Requirement: Go through the records and filter out every line lacking the word "Trafic"; copy the lines that remain.

** Opening Records for the task block **

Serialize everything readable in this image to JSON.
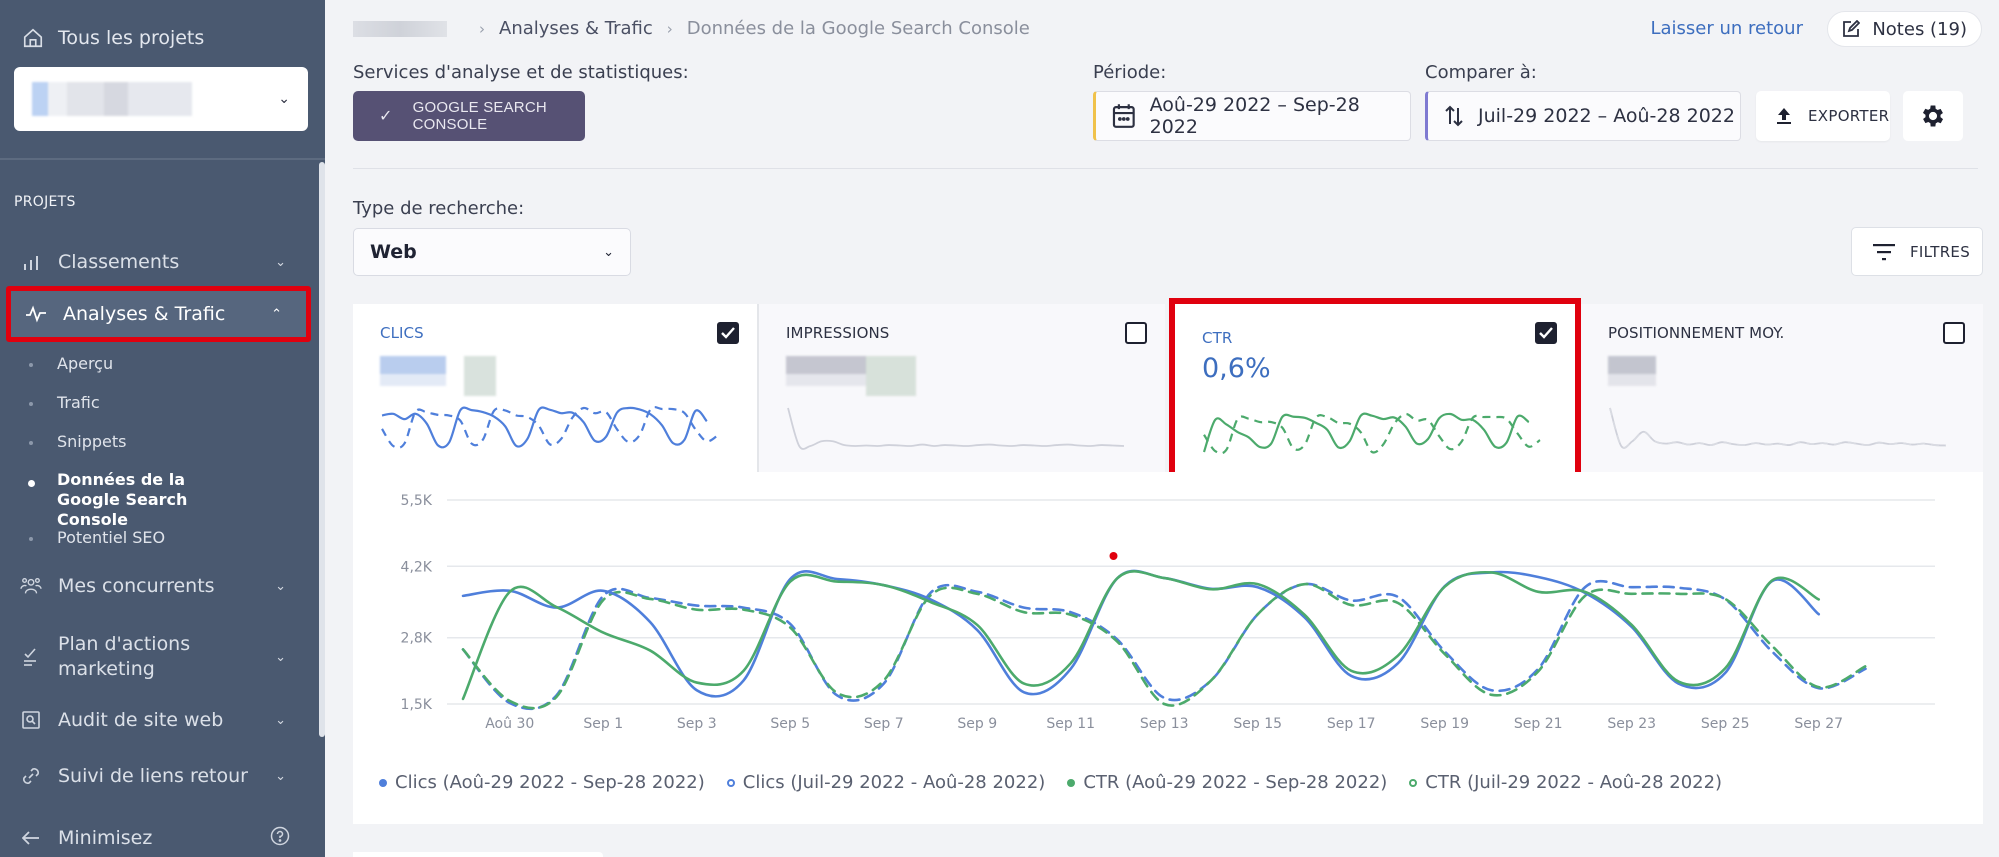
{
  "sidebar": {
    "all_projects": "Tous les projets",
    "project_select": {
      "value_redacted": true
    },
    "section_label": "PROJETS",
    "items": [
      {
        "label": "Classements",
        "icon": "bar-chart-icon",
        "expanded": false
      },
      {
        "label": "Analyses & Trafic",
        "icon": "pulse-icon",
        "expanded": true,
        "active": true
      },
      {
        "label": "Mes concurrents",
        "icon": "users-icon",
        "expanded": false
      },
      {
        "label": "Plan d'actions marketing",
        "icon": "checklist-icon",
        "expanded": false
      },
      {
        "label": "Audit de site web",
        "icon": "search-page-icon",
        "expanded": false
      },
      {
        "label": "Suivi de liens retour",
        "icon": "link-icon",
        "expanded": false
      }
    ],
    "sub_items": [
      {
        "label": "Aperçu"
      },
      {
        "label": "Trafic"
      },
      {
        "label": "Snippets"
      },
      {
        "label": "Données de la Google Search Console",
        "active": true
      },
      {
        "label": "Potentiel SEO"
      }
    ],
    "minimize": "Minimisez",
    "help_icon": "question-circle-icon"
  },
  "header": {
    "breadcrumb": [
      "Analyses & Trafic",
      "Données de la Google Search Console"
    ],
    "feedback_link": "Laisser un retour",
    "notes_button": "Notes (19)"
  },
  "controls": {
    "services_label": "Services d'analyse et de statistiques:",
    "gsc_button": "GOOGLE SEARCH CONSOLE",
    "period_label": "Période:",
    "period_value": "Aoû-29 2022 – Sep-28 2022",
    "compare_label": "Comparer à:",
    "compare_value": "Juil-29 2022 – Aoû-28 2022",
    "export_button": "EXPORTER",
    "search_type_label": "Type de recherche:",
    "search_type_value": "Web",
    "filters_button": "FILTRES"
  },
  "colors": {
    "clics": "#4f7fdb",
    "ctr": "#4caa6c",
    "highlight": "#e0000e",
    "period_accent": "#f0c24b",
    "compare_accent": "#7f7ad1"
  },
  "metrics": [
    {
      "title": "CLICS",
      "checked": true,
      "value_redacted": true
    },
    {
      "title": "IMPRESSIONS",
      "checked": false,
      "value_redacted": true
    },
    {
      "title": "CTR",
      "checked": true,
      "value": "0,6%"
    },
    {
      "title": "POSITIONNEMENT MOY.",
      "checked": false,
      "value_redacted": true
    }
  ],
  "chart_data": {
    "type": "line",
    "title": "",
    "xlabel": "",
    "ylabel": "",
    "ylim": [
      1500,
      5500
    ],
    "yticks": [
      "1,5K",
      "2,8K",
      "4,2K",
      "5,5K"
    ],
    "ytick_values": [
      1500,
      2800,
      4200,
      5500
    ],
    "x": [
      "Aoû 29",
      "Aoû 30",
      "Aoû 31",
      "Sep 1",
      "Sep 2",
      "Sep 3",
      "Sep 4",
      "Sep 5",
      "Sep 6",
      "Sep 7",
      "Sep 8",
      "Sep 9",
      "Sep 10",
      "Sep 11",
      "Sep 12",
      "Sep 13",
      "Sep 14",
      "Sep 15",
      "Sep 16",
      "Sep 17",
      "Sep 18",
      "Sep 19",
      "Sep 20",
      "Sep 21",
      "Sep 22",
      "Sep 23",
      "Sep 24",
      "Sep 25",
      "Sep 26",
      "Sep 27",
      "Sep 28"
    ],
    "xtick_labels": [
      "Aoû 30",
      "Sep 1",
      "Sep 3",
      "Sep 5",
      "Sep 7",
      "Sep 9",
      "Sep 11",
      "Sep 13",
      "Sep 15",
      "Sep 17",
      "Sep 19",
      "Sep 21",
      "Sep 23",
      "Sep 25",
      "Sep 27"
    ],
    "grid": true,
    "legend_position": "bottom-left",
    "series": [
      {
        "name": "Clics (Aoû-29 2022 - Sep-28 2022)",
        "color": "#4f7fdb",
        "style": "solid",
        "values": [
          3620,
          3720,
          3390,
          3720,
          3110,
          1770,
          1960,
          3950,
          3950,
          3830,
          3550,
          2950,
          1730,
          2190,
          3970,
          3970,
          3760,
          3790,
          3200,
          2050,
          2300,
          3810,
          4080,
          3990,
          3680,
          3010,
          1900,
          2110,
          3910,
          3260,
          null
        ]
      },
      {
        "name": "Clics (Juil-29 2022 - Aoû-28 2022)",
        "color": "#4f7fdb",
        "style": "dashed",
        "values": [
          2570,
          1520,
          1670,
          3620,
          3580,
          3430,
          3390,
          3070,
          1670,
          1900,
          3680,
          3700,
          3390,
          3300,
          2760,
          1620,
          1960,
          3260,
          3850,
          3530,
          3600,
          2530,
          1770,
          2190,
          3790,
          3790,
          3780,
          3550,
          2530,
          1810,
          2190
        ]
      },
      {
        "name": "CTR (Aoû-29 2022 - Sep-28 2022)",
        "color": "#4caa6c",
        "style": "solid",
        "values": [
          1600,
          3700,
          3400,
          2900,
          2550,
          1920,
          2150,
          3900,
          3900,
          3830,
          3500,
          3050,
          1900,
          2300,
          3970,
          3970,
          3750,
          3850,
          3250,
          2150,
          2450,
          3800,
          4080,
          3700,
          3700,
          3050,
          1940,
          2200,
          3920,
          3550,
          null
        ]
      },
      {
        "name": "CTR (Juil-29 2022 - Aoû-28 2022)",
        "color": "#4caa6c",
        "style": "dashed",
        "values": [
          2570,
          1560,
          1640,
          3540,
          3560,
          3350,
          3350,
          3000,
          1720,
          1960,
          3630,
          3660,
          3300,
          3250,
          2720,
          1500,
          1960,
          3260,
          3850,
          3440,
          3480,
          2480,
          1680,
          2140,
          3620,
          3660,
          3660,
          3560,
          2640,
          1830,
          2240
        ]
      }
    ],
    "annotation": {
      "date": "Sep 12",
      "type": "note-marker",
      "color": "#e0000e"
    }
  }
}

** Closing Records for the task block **
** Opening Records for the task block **

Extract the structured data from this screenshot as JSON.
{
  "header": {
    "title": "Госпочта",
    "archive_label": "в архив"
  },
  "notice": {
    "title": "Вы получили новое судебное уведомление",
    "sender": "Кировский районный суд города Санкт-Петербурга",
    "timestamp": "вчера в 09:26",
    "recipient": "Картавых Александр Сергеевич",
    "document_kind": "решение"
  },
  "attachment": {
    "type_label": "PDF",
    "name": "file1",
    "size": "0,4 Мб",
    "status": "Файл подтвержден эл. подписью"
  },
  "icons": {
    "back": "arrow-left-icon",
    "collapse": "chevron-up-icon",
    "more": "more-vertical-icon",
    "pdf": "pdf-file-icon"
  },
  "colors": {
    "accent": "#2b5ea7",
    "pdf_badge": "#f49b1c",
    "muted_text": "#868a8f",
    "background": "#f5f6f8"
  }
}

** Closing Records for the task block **

Task solution:
        "label": "Analyses & Trafic",
        "label": "Trafic"
      "Analyses & Trafic",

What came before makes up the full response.